The party is also something for the books, and Rich is being followed around by Nick who befriends another outsider, Amanda (Dinita Gohil) whose mother is Sri-Lankan. We are never told just what Amanda’s position is or entails, but she has a particular interest in McCreadie that goes beyond a budding career in fashion.
The emergence of Amanda leads to a little subplot that adds some interest to the Greek party scenes. Although Amanda also provides a character with whom the audience can empathise, it has the feel of an underdeveloped Greek melodrama.

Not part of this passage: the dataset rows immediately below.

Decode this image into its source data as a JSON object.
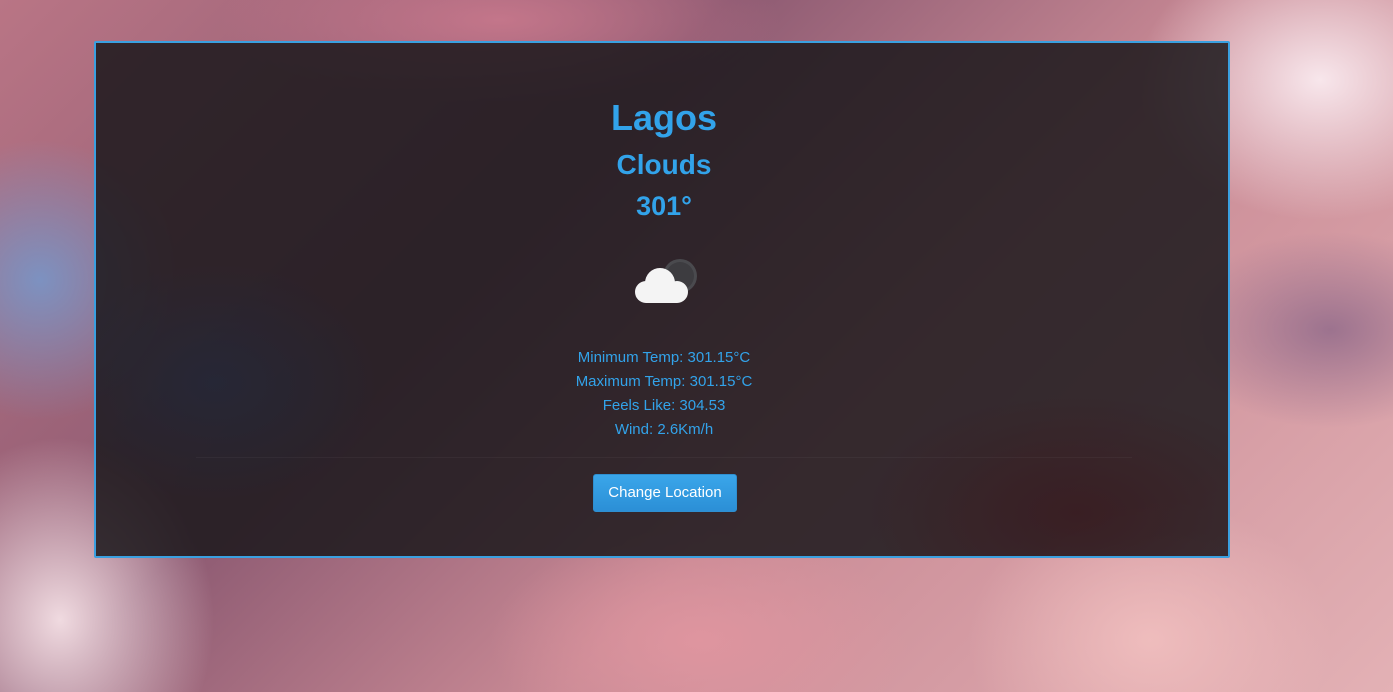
{
  "weather": {
    "city": "Lagos",
    "condition": "Clouds",
    "temperature": "301°",
    "icon": "cloud-icon"
  },
  "details": {
    "min_temp": "Minimum Temp: 301.15°C",
    "max_temp": "Maximum Temp: 301.15°C",
    "feels_like": "Feels Like: 304.53",
    "wind": "Wind: 2.6Km/h"
  },
  "actions": {
    "change_location_label": "Change Location"
  },
  "colors": {
    "accent": "#32a3ea",
    "button": "#2f97dd",
    "border": "#3aa0e0"
  }
}
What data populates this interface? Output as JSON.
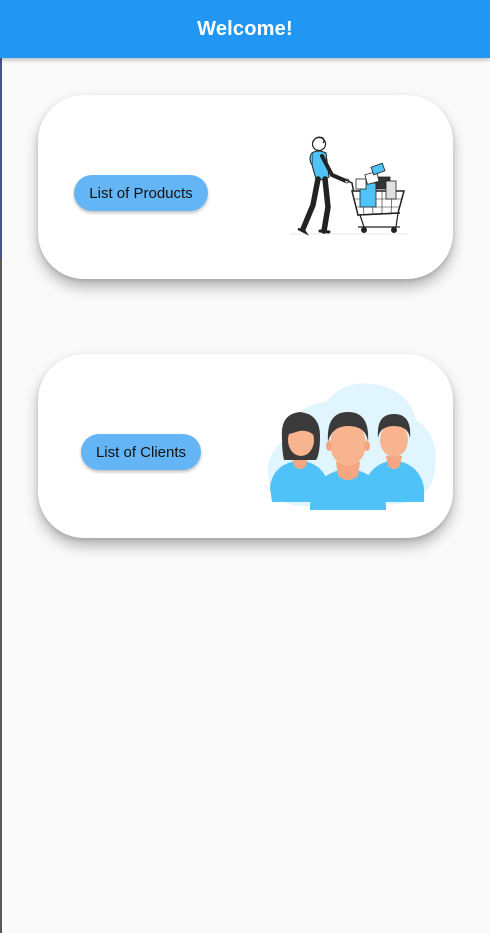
{
  "app_bar": {
    "title": "Welcome!"
  },
  "cards": [
    {
      "button_label": "List of Products",
      "illustration_icon": "shopping-cart-person-icon"
    },
    {
      "button_label": "List of Clients",
      "illustration_icon": "people-group-icon"
    }
  ],
  "colors": {
    "app_bar": "#2196f3",
    "button": "#64b5f6",
    "background": "#fafafa",
    "card": "#ffffff",
    "accent_cyan": "#4fc3f7"
  }
}
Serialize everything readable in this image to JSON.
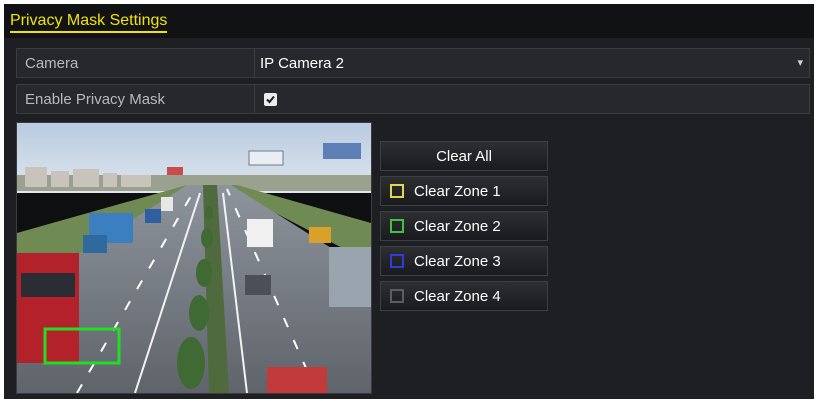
{
  "window": {
    "title": "Privacy Mask Settings"
  },
  "camera": {
    "label": "Camera",
    "value": "IP Camera 2",
    "icon": "chevron-down-icon"
  },
  "enable_mask": {
    "label": "Enable Privacy Mask",
    "checked": true,
    "icon": "checkmark-icon"
  },
  "preview": {
    "mask_zone_color": "#22dd22"
  },
  "buttons": {
    "clear_all": "Clear All",
    "zones": [
      {
        "label": "Clear Zone 1",
        "color": "#e0d84a"
      },
      {
        "label": "Clear Zone 2",
        "color": "#3ec43e"
      },
      {
        "label": "Clear Zone 3",
        "color": "#2b3fd6"
      },
      {
        "label": "Clear Zone 4",
        "color": "#5a5d62"
      }
    ]
  }
}
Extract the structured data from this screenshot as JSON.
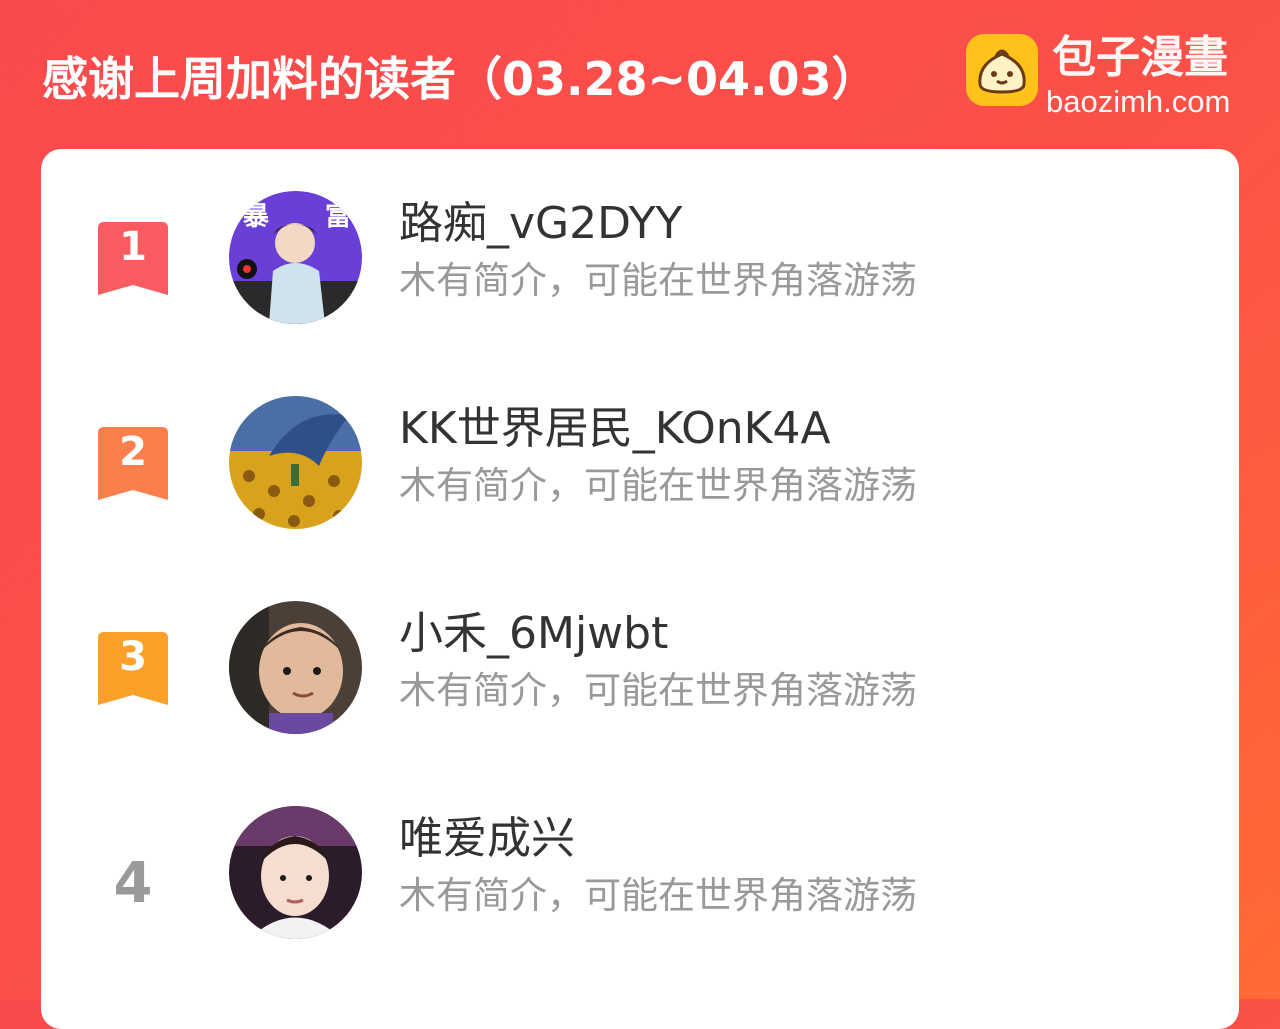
{
  "header": {
    "title": "感谢上周加料的读者（03.28~04.03）"
  },
  "logo": {
    "name": "包子漫畫",
    "url": "baozimh.com",
    "icon": "bun-icon",
    "color": "#ffc21a"
  },
  "colors": {
    "background_start": "#fb4a4d",
    "background_end": "#ff6a35",
    "rank1": "#f95c60",
    "rank2": "#fb7f4c",
    "rank3": "#fca028",
    "rank_plain": "#9a9a9a"
  },
  "readers": [
    {
      "rank": "1",
      "name": "路痴_vG2DYY",
      "bio": "木有简介，可能在世界角落游荡"
    },
    {
      "rank": "2",
      "name": "KK世界居民_KOnK4A",
      "bio": "木有简介，可能在世界角落游荡"
    },
    {
      "rank": "3",
      "name": "小禾_6Mjwbt",
      "bio": "木有简介，可能在世界角落游荡"
    },
    {
      "rank": "4",
      "name": "唯爱成兴",
      "bio": "木有简介，可能在世界角落游荡"
    }
  ]
}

In an expository section, Nick meets with Samantha on their super yacht in Monaco (Philip Green’s holdings were allegedly all in his Monaco-based wife’s name for tax purposes) and tells him that the move to Monaco changed him. Here, they were just millionaires when everyone else was a billionaire. Interviewing a financial correspondent Nick gets a lesson in the financial dealings of bottom feeders. McCreadie was the master of taking public companies private, milking and selling off assets and using a company’s money to buy that company with none of his own money at risk.
Arcadia group is not alone in exploiting workers (mainly women) in developing countries and while not mentioned by name in the film, Primark clothing is even less expensive. But the fact that his company remained in dodgy private ownership with a face to the company name makes Sir Philip a Wolf of Oxford street, and a symbol. Statistics on captions over the closing credits confirm that the exploitation shown in the film is real.
The film wants to make us angry at this greed and possibly a bit guilty as consumers, but that’s easier than offering solutions. What do you do if you cannot afford garments hand made in Italy and if even the very British brand, Burberry is made overseas? It is completely plausible that even Amanda’s clothes are made in Sri Lanka or China by people just like her mother.
This role is no challenge for Coogan who has a blast portraying this superficial monster, although he is convincing enough. As the British version of The Big Short meets The Wolf of Wall Street, it has nothing new to say about greedy men. As an issue-based film about the rag-trade’s exploitation of developing countries, it is superficial and familiar; and as a biopic or satire, it is too close to the bone to be humorous.
You can watch the film trailer here: